● **Records supplied**

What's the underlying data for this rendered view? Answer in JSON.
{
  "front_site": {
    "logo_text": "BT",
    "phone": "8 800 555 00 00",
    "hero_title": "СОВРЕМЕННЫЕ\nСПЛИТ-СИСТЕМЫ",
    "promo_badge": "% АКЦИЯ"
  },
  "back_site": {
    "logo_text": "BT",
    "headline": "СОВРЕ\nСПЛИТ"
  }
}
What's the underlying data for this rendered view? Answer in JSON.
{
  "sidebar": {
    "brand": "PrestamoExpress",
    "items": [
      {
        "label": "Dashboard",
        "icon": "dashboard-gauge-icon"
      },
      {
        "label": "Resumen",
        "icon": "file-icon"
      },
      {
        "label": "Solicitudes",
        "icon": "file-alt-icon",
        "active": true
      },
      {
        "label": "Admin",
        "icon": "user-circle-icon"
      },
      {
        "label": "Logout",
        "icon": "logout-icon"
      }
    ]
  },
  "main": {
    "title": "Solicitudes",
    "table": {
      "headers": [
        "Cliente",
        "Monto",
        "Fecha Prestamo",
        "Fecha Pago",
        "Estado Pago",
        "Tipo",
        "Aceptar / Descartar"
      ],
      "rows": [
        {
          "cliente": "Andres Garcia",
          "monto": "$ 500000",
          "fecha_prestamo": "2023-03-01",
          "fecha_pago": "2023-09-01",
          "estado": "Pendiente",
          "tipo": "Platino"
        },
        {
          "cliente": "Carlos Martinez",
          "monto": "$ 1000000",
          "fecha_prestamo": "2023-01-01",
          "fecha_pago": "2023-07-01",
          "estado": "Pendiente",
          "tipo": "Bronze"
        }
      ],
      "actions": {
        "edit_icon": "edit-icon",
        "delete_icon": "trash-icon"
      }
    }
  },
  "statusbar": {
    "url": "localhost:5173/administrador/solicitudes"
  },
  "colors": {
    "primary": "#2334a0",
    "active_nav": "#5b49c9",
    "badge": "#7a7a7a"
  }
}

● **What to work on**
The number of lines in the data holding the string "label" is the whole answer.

● **Response for this exercise**
5